Trolls are significant in Icelandic folklore. They were said to live in the mountains and only venture outside at night (sunlight would turn them to stone). There are many well-known trolls among Icelanders, with different personalities and roles in Icelandic culture.
The best known is Grýla, the mother of the Yule Lads. She is said to eat naughty children; this works in encouraging young Icelanders to behave themselves. Her children are the thirteen Yule Lads, who are Iceland’s version of Santa Claus. They are mischievous tricksters, but in recent decades have been the ones who deliver presents to children. Thirteen days before Christmas, each Icelandic child leaves their largest shoe out before bed. If they have been well-behaved, they can expect to find a present in the shoe the next day. This process continues for thirteen nights, until the 24th of December.
Other Famous Rock Formations
Another example of the hexagonal rock formation can be seen at Svartifoss (translation: Black Falls). The stunning waterfall is framed by these astounding formations, and the best part is you have to earn a sighting. It’s a 3km return hike from the nearby Visitor Centre in Skaftafell, in Vatnajökull National Park. To get to Skaftafell is a 327km (203 mile) journey from Reykjavík, taking just over four hours along Route 1.

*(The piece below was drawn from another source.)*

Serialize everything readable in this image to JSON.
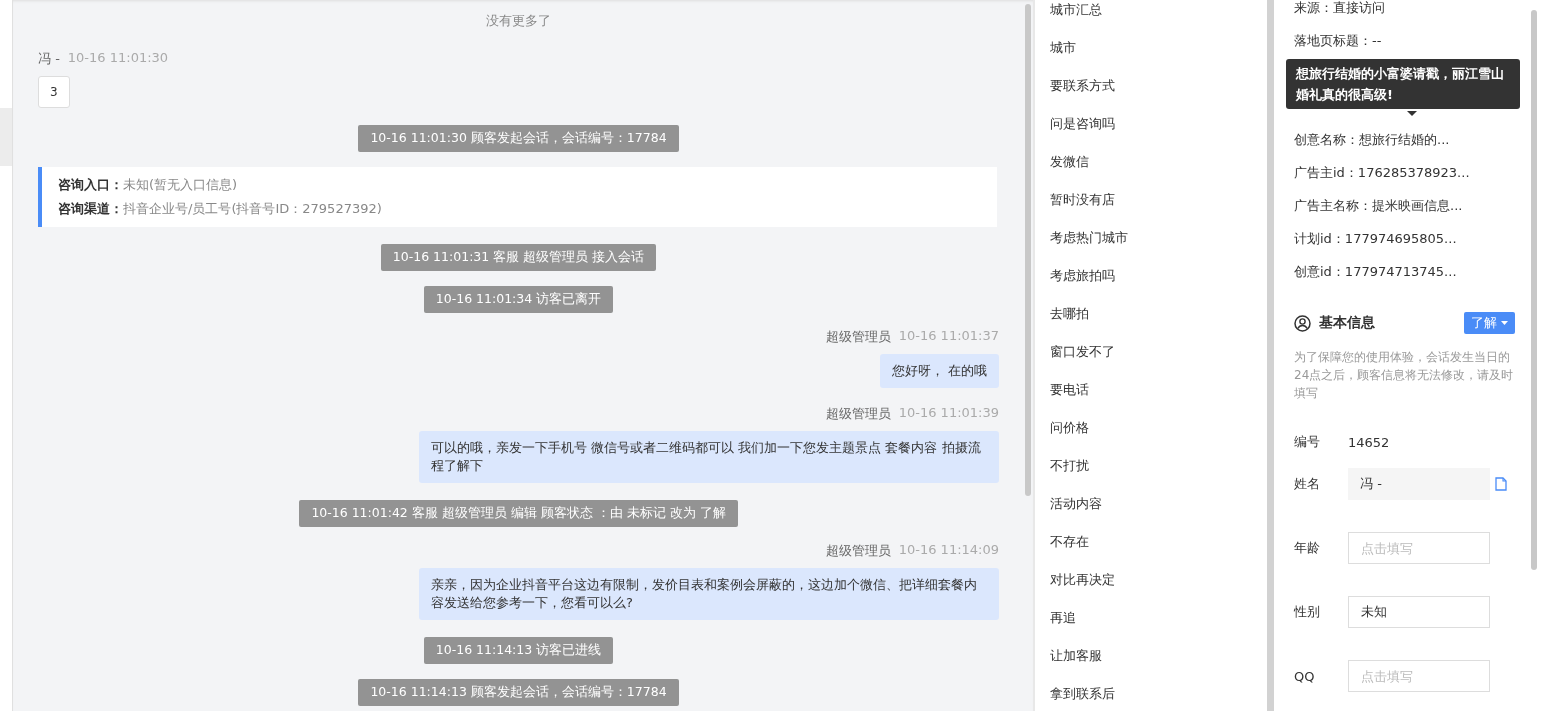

In the east of Iceland, this landmark became visible when the river running through it was utilized for hydroelectric power. As the flow of Jökulsá á Dal reduced, a canyon of rock formations appeared that had never been seen before. The canyon can be accessed from both sides, both via Route 923. Depending on which side you approach the canyon from, your journey will involve little or a lot of walking. The west side route is a walk of around 250 meters from the car park. The east side route involves a walk of 10km (6 miles).
This is another waterfall cascading through basalt rock. The rocks on either side of Aldeyjarfoss are actually in two different patterns. There are the hexagonal columns previously mentioned, and the less uniform, swirling lava patterns. The rocks here are not purely black like many of their cousins. Red and yellow shades, resulting from sulfur and iron deposits, can be seen amongst the black and grey. This landmark is found in north Iceland, 41km (25 miles) into Bárðardalur valley.
Unlike some of the other places I’ve mentioned, these rocks are not located at a waterfall. They are on the coast, in the north of the country. The hexagonal rock columns actually run horizontally, so you can walk over them. Kálfshamarsvík is near the tip of the Skagi Peninsula, 287km (178 miles) from the capital. It used to be the site of a small village, but was abandoned decades ago.
It’s worth noting that these rock formations, and their accompanying waterfalls, look just as beautiful in winter. Seeing them covered with snow and ice is a different experience entirely.
The land of ice and fire is incredibly diverse and with so much untouched nature. Exploring it fully is an adventure that could last years, but you could see a good amount in a week. Just grab your rental car, head onto the ring road, and stop at the places that spark your interest. Nature has done the work, now it’s here waiting for you to show up and enjoy it. But please, enjoy it responsibly. Consider your impact on the environment. Take nothing but pictures, leave nothing but footprints.
Samuel Hogarth, Reykjavik Cars.